Name: Lori Sames
Organization: Hannah’s Hope Fund
Disease focus: Giant axonal neuropathy (GAN) is a recessively inherited condition that results in progressive nerve death. GAN generally appears in early childhood and progresses slowly as neuronal injury becomes more severe. As the disorder progresses, patients become quadriplegics, dependent on a feeding tube and ventilator before dying typically in the second or third decade. There are now some confirmed GAN cases that are milder progressing.
Headquarters: Rexford, New York
How did you become involved in rare disease: My youngest daughter Hannah has GAN, an ultrarare genetic disorder.
Previous career: I was a stay at home mom when Hannah was diagnosed. I had planned to go back to a career when Hannah was in kindergarten or first grade.
Education: B.A. in economics from St. Michaels College in Vermont
Organization’s mandate: Our mandate is to raise funds for the development of treatments and an eventual cure for giant axonal neuropathy.
Organization’s strategy: We are ultra-focused on therapy developments. While the basic science is critical and there are lots of scientific questions that need to be answered, we are really focused on translational programs and hope the National Institutes of Health can step up and help fund the basic science.
Funding strategy: We do grassroots fundraising. We also work to protect assets that get developed so money can come back to the charity for its sustainability. Anything we develop we try to have the right of first refusal to develop or sell with the hope of development milestones and a royalty stream to fund the strategy. We operate like a virtual biotech.
What’s changing at your organization in the next year: The first gene therapy trial for GAN is taking place at the National Institutes of Health. We hope to launch a trial targeting the autonomic nerves in the next 12 months.
Management philosophy: I’m rather hands-off. I let people run with things independently.
Guiding principles for running an effective organization: Always do what’s best for the patients and everything else will work out.
Best way to keep your organization relevant: Continue to develop first-in-human therapies. Our organization was first in human with an intrathecal route of administration with an AAV gene therapy to the central nervous system. Now we’re working on gene transfer to the autonomic nerves.
Why people like
working with you: We rely on volunteers and we have a whole army of people who
have been helping us since 2008. I think they want to be a part of something
they believe in. They know Hannah and love Hannah, and through social media
they’ve met many other kids with GAN around the world and they want to help.
Mentor: John Crowley (CEO of Amicus Therapeutics) helped his two children by developing an enzyme replacement therapy. His children were diagnosed years before my daughter was. Its been nice to be able to call him with questions and ask him for his input throughout the years. It’s been very valuable.
On the Job
What inspires you: The courage and bravery of these children inspires me.
What makes you hopeful: The people working with us to advance these treatments to human trials makes me hopeful.
Best organization decision: With limited funds, the best decision was to focus on gene therapy rather than the basic science.
Hardest lesson learned: The hardest lesson learned is that you can’t always trust people will do what’s ethically and morally best for patients.
Toughest organization decision: We never wanted to put all of our eggs in one basket, but because our funds were so limited, we had to focus on gene therapy and didn’t have funds to invest in basic science.
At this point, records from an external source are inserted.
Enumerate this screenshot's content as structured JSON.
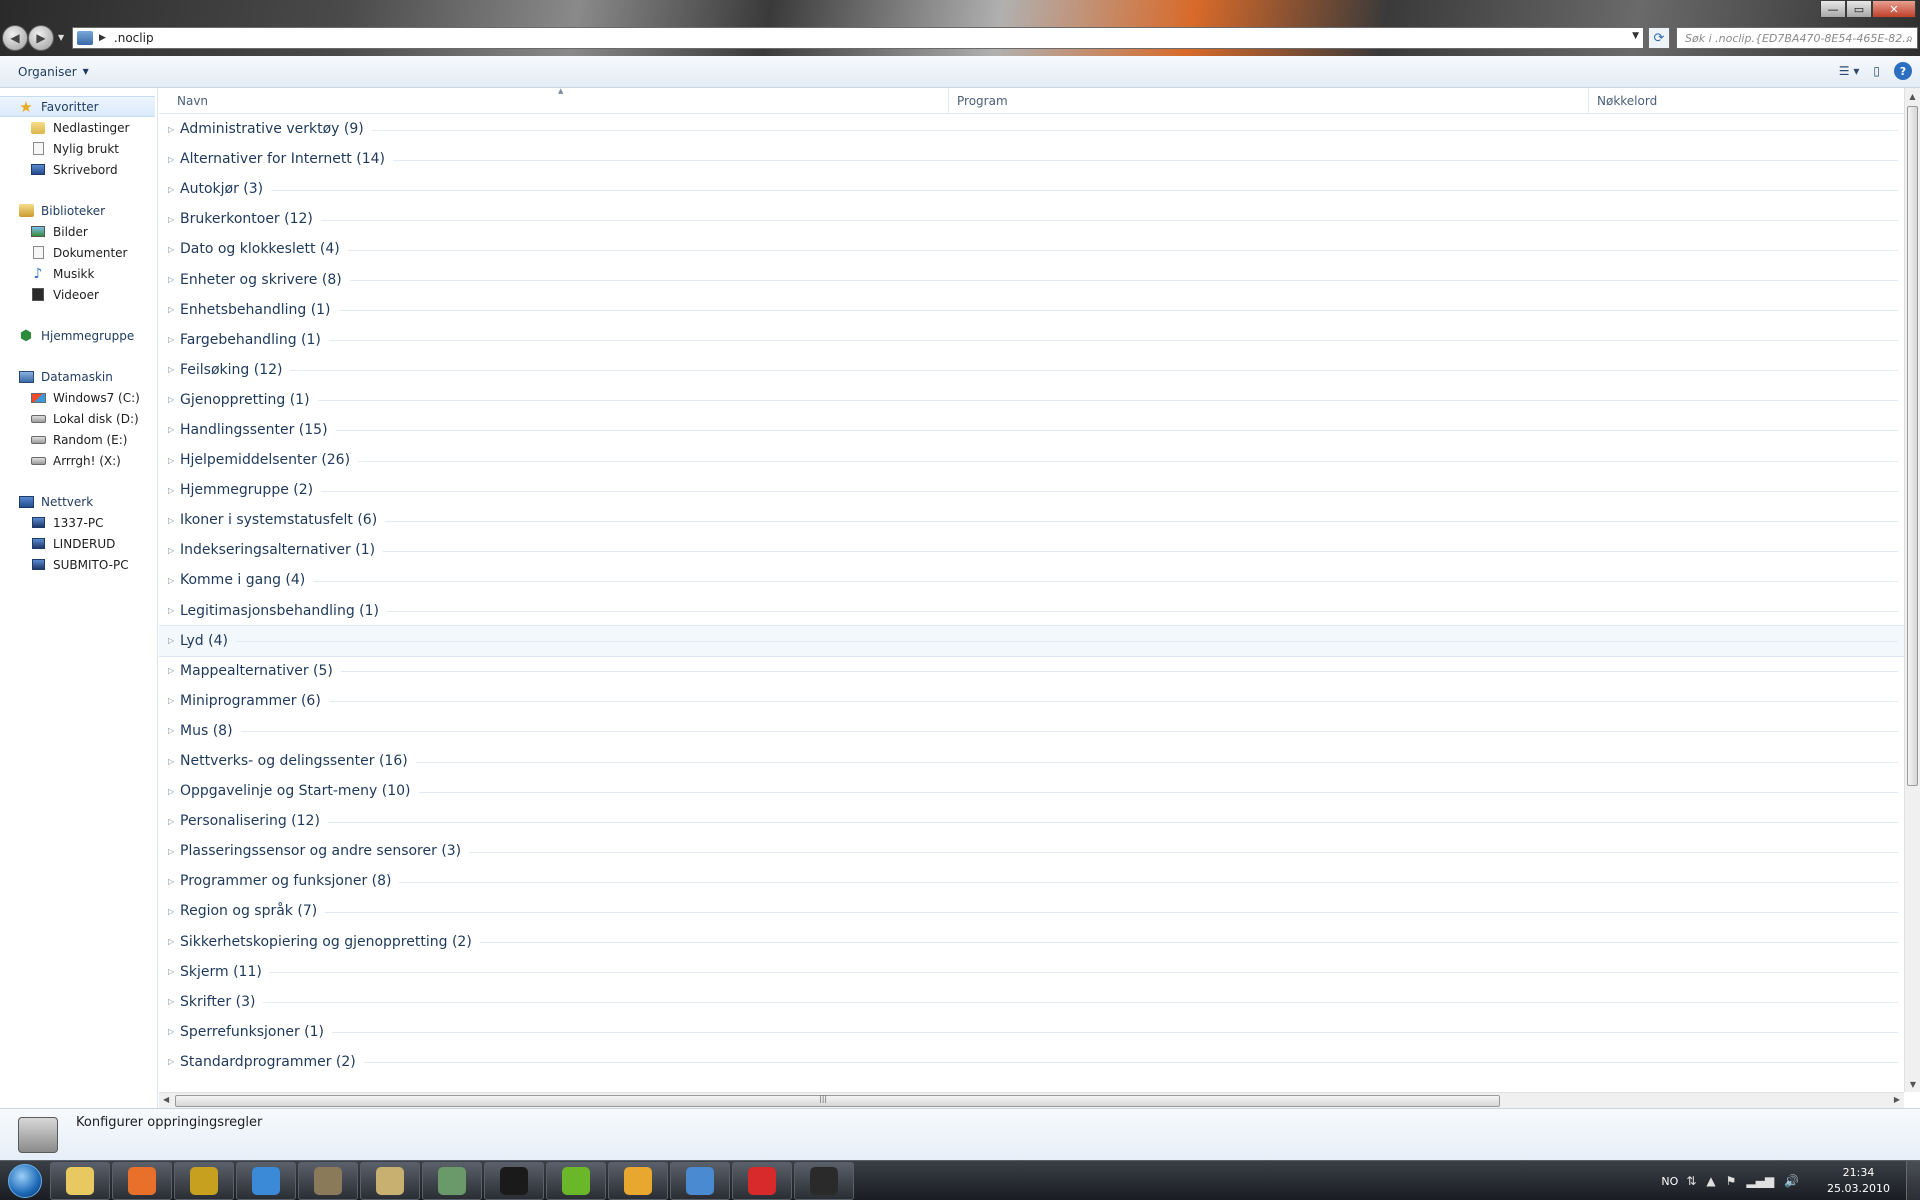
{
  "window": {
    "address": ".noclip",
    "search_placeholder": "Søk i .noclip.{ED7BA470-8E54-465E-82...",
    "minimize_glyph": "—",
    "maximize_glyph": "▭",
    "close_glyph": "✕"
  },
  "toolbar": {
    "organise_label": "Organiser"
  },
  "sidebar": {
    "favorites": {
      "label": "Favoritter",
      "items": [
        "Nedlastinger",
        "Nylig brukt",
        "Skrivebord"
      ]
    },
    "libraries": {
      "label": "Biblioteker",
      "items": [
        "Bilder",
        "Dokumenter",
        "Musikk",
        "Videoer"
      ]
    },
    "homegroup": {
      "label": "Hjemmegruppe"
    },
    "computer": {
      "label": "Datamaskin",
      "items": [
        "Windows7 (C:)",
        "Lokal disk (D:)",
        "Random (E:)",
        "Arrrgh! (X:)"
      ]
    },
    "network": {
      "label": "Nettverk",
      "items": [
        "1337-PC",
        "LINDERUD",
        "SUBMITO-PC"
      ]
    }
  },
  "columns": {
    "name": "Navn",
    "program": "Program",
    "keywords": "Nøkkelord"
  },
  "groups": [
    "Administrative verktøy (9)",
    "Alternativer for Internett (14)",
    "Autokjør (3)",
    "Brukerkontoer (12)",
    "Dato og klokkeslett (4)",
    "Enheter og skrivere (8)",
    "Enhetsbehandling (1)",
    "Fargebehandling (1)",
    "Feilsøking (12)",
    "Gjenoppretting (1)",
    "Handlingssenter (15)",
    "Hjelpemiddelsenter (26)",
    "Hjemmegruppe (2)",
    "Ikoner i systemstatusfelt (6)",
    "Indekseringsalternativer (1)",
    "Komme i gang (4)",
    "Legitimasjonsbehandling (1)",
    "Lyd (4)",
    "Mappealternativer (5)",
    "Miniprogrammer (6)",
    "Mus (8)",
    "Nettverks- og delingssenter (16)",
    "Oppgavelinje og Start-meny (10)",
    "Personalisering (12)",
    "Plasseringssensor og andre sensorer (3)",
    "Programmer og funksjoner (8)",
    "Region og språk (7)",
    "Sikkerhetskopiering og gjenoppretting (2)",
    "Skjerm (11)",
    "Skrifter (3)",
    "Sperrefunksjoner (1)",
    "Standardprogrammer (2)"
  ],
  "highlighted_group": "Lyd (4)",
  "details": {
    "text": "Konfigurer oppringingsregler"
  },
  "taskbar": {
    "apps": [
      {
        "name": "explorer",
        "color": "#e8c860"
      },
      {
        "name": "firefox",
        "color": "#e8702a"
      },
      {
        "name": "winamp",
        "color": "#c8a020"
      },
      {
        "name": "messenger",
        "color": "#3a8ad8"
      },
      {
        "name": "media",
        "color": "#8a7a5a"
      },
      {
        "name": "notes",
        "color": "#c8b070"
      },
      {
        "name": "gem",
        "color": "#6a9a6a"
      },
      {
        "name": "steam",
        "color": "#1a1a1a"
      },
      {
        "name": "spotify",
        "color": "#6ab82a"
      },
      {
        "name": "settings",
        "color": "#e8a830"
      },
      {
        "name": "users",
        "color": "#4a8ad0"
      },
      {
        "name": "avira",
        "color": "#d82a2a"
      },
      {
        "name": "game",
        "color": "#2a2a2a"
      }
    ],
    "language": "NO",
    "time": "21:34",
    "date": "25.03.2010"
  }
}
The NIH doesn’t have adequate funding to fund the critical basic science that’s needed for targeted small molecule drug development. It’s been very hard to ignore the basic science, but the gene therapy is no doubt is having significant impact in patients. While it was the best decision, the basic science is moving slowly.
Biggest missed opportunity: Asking the NIH to run the clinical trial. If I could press the reset button, I would have launched a $5 million fundraising campaign and paid for the clinical trial in an academic setting. Sadly, NIH investigators are overworked, and clinical trials are taking six years to execute there.
Like best about the job: What I like best is the flexibility I have in my day to be able to meet Hannah’s needs. I love spending my day feeling like I’m impacting these children’s lives around the world.
Like least about the job: What I like least is that I’m doing this to save my own child’s life. I wish there wasn’t that constant pressure. Time is precious.
Pet peeve: People not feeling urgency
First choice for a new career: I would have a career in medical device sales. It was the career I was going to pursue before Hannah got diagnosed. I think I would like it, but it wouldn’t be nearly as rewarding.
Most influential book: The Birth Order Book: Why you are the way you are by Kevin Leman
Favorite movie: The Upside
Favorite music: Adele
Favorite food: Filet mignon dripping with butter
Guilty pleasure: Going to Marshalls
Favorite way to spend free time: With Hannah, strolling around our neighborhood and running into neighbors.